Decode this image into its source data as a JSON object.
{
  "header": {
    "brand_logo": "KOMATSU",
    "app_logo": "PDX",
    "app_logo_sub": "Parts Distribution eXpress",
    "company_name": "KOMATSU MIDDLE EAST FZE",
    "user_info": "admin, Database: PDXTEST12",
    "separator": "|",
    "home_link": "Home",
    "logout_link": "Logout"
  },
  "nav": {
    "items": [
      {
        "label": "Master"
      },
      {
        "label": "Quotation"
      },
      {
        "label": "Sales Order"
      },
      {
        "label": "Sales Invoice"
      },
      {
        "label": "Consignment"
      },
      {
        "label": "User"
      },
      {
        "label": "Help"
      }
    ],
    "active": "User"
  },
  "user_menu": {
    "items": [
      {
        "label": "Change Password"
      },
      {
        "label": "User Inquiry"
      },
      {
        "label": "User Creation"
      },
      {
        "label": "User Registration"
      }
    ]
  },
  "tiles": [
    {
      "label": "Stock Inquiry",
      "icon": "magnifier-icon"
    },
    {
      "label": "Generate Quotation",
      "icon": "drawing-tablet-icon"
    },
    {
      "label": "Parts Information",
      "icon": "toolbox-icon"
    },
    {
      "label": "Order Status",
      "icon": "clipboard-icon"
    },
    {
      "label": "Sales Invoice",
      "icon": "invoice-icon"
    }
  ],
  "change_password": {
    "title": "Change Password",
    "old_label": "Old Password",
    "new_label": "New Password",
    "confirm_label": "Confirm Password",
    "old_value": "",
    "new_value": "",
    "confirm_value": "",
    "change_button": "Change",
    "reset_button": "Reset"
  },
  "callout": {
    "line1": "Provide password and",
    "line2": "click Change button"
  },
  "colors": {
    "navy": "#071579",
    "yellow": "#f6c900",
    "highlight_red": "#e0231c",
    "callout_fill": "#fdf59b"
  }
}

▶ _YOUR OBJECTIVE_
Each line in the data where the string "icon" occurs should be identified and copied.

▶ _ANSWER FOR THIS EXERCISE_
      "icon": "magnifier-icon"
      "icon": "drawing-tablet-icon"
      "icon": "toolbox-icon"
      "icon": "clipboard-icon"
      "icon": "invoice-icon"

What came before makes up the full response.